• **ASSIGNED TASK**
The records below must be duplicated exactly, character for character.

(Stored dataset items)
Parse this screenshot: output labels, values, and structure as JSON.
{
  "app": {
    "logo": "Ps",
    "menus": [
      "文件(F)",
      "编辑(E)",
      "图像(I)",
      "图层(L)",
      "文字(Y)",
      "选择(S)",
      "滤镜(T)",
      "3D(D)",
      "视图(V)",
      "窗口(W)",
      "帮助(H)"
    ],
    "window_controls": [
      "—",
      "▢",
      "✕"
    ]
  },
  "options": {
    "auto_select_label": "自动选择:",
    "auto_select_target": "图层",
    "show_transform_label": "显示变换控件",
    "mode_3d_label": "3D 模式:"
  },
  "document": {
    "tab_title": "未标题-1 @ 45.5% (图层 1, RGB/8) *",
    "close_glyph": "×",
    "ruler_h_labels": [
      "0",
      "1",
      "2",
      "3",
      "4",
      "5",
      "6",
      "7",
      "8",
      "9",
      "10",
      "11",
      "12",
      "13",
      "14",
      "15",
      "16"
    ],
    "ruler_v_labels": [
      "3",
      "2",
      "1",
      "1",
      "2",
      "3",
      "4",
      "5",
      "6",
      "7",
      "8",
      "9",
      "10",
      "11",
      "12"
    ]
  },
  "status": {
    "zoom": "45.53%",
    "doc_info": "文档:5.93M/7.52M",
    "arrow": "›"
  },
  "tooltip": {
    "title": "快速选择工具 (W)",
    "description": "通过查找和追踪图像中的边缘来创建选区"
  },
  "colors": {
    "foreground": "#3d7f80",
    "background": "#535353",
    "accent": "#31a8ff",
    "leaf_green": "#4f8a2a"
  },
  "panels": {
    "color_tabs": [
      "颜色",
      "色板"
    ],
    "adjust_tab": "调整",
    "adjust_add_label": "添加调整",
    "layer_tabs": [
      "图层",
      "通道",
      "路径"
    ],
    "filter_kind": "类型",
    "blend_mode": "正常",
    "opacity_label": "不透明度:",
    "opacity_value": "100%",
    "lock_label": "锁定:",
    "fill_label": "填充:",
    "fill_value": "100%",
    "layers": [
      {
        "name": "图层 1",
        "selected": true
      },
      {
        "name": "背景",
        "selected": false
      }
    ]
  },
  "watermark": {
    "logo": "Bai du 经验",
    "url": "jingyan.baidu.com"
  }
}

• **RESPONSE AREA**
Parse this screenshot: output labels, values, and structure as JSON.
{
  "app": {
    "logo": "Ps",
    "menus": [
      "文件(F)",
      "编辑(E)",
      "图像(I)",
      "图层(L)",
      "文字(Y)",
      "选择(S)",
      "滤镜(T)",
      "3D(D)",
      "视图(V)",
      "窗口(W)",
      "帮助(H)"
    ],
    "window_controls": [
      "—",
      "▢",
      "✕"
    ]
  },
  "options": {
    "auto_select_label": "自动选择:",
    "auto_select_target": "图层",
    "show_transform_label": "显示变换控件",
    "mode_3d_label": "3D 模式:"
  },
  "document": {
    "tab_title": "未标题-1 @ 45.5% (图层 1, RGB/8) *",
    "close_glyph": "×",
    "ruler_h_labels": [
      "0",
      "1",
      "2",
      "3",
      "4",
      "5",
      "6",
      "7",
      "8",
      "9",
      "10",
      "11",
      "12",
      "13",
      "14",
      "15",
      "16"
    ],
    "ruler_v_labels": [
      "3",
      "2",
      "1",
      "1",
      "2",
      "3",
      "4",
      "5",
      "6",
      "7",
      "8",
      "9",
      "10",
      "11",
      "12"
    ]
  },
  "status": {
    "zoom": "45.53%",
    "doc_info": "文档:5.93M/7.52M",
    "arrow": "›"
  },
  "tooltip": {
    "title": "快速选择工具 (W)",
    "description": "通过查找和追踪图像中的边缘来创建选区"
  },
  "colors": {
    "foreground": "#3d7f80",
    "background": "#535353",
    "accent": "#31a8ff",
    "leaf_green": "#4f8a2a"
  },
  "panels": {
    "color_tabs": [
      "颜色",
      "色板"
    ],
    "adjust_tab": "调整",
    "adjust_add_label": "添加调整",
    "layer_tabs": [
      "图层",
      "通道",
      "路径"
    ],
    "filter_kind": "类型",
    "blend_mode": "正常",
    "opacity_label": "不透明度:",
    "opacity_value": "100%",
    "lock_label": "锁定:",
    "fill_label": "填充:",
    "fill_value": "100%",
    "layers": [
      {
        "name": "图层 1",
        "selected": true
      },
      {
        "name": "背景",
        "selected": false
      }
    ]
  },
  "watermark": {
    "logo": "Bai du 经验",
    "url": "jingyan.baidu.com"
  }
}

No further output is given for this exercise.